The Impressions, Otis Redding, Wilson Pickett and even Soul Brother #1, James Brown was sounding different. One evening, I was watching a local TV dance show, and this young spunky, bouncy singer came on with this big bellowing voice.. WoW!! Who is that?? I never heard again from her until 1967, when she came on the radio with “Respect”… Man-o-Man! I immediately recognized that voice from only a year past , this was different. She sounded like she was speaking truth, had pain from her experiences and I was relating big time.
Before I could get to school that morning, I heard that song about 5 times in less than an hour, by 3:pm after school, it was all over the radio. It was on the lips of older and young people..R_E_S_P_E_C_T, Take care , TCB!! It was on like popcorn then . Her song made it to #1 in the US in 1967. This song charted to number 2 in Canada, number 10 in the UK, number 11 in the Netherlands, and number 15 in Australia. This was the beginning of a musical legend. As far as I was concern , and many of my peers agreed with me, she was as big as James Brown.. Finally we had a Queen of soul go with the King of Soul ,JB. The consistency and relentless energy and ability to take you to church whether you wanted to go or not.
She had all that stuff inside her playing and singing you would hear in Church coming up in the black community. She had that extra gear. Her signature “hollers” was like saying “Amen to what she was putting down on the record”. That even transferred over to her live shows on TV’s Ed Sullivan, Merv Griffith and the Johnny Carson shows.

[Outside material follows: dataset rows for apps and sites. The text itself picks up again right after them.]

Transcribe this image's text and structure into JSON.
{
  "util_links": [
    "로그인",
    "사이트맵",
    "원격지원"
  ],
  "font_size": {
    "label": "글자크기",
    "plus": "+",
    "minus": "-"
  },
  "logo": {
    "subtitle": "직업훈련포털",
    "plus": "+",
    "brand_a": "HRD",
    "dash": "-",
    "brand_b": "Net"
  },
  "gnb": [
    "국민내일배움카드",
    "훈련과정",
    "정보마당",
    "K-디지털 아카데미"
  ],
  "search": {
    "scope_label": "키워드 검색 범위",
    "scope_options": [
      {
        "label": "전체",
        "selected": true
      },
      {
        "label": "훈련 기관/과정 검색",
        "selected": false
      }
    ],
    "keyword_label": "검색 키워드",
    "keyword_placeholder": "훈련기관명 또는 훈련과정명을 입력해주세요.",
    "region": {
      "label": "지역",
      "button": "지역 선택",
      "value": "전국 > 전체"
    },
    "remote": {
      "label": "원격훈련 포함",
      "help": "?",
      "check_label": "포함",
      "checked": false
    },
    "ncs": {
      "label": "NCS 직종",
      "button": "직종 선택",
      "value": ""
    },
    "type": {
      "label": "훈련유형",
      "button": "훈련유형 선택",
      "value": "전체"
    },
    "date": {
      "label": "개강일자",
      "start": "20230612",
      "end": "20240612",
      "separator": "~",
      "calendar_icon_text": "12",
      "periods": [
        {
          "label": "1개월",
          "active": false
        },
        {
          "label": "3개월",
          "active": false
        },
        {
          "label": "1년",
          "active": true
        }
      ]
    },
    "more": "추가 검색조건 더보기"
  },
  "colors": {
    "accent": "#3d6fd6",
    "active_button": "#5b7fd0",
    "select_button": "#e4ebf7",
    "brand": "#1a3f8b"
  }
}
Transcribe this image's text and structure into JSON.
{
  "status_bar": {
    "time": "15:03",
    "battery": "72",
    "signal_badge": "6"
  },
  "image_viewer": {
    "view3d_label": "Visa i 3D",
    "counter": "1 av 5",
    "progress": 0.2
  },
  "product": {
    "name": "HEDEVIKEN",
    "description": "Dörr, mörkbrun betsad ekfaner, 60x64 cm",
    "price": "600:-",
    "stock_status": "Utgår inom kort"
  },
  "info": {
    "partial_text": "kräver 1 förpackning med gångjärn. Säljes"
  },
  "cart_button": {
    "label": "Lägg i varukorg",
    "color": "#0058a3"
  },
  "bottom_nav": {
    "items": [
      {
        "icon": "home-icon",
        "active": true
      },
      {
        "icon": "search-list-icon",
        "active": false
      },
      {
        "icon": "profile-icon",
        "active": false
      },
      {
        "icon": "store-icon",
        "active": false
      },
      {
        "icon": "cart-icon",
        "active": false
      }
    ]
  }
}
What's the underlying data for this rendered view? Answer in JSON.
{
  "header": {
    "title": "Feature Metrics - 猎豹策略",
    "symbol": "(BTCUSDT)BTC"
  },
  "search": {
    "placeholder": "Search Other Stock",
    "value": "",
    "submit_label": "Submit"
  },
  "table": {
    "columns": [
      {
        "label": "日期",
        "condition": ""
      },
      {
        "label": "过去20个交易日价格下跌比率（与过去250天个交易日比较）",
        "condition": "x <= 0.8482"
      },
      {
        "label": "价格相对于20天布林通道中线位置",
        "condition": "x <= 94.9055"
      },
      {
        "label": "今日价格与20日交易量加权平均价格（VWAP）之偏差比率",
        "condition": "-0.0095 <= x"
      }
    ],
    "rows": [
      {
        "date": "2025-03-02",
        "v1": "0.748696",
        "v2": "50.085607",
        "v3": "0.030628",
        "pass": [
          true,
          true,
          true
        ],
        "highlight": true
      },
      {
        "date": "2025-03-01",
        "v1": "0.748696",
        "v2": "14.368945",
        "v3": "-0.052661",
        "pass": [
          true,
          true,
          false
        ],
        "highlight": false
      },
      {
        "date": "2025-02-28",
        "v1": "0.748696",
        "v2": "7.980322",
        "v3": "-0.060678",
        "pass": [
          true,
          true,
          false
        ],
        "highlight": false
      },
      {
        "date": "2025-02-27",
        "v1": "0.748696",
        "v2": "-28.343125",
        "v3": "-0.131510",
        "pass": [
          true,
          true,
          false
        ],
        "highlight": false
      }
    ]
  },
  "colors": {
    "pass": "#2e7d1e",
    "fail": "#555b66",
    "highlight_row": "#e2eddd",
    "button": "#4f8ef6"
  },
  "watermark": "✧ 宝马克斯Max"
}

Rolling like a runaway train with hit after hit, leaving high water marks everywhere she appeared…as part of the black political and social experience, we adopted Aretha’s phrases from her songs, TCB, RESPECT, a Do Right Woman or Man. 1968 rolled into place with a plethora of hits like Dr. Feel Good, Think, Chain of Fools, and Ain’t No Way. Included in that was a song she sung at Dr. Martin Luther King Jr.’s funeral.
I know I will never forget about Aretha Franklin. I just can’t wrap my head around the fact that, she will never grace a stage on earth again. I feel like I’m the lucky one, because I saw the Queen “blow-away” all comers, top shelf entertainers and anybody, male or female from that perch multiple times, over decades. 40+ Grammy nominations with 18 Awards in her quiver. Masterful achievements.
As I get ready for my 50th high School reunion, I know we will be playing lots of Ree-Ree from her debut hit, “RESPECT” to her last recordings unreleased yet. There are only a handful of miracles, not the Motown kind, but could include them also on another level. But, artists like Billie Holiday, John Coltrane, Charlie Parker, Ray Charles and Stevie Wonder..well there’s your handful. ha ha ha!! The mold was broken and never again will there be another. Good bye Queen, I salute you with my favorite “Retha” cut…ENJOY!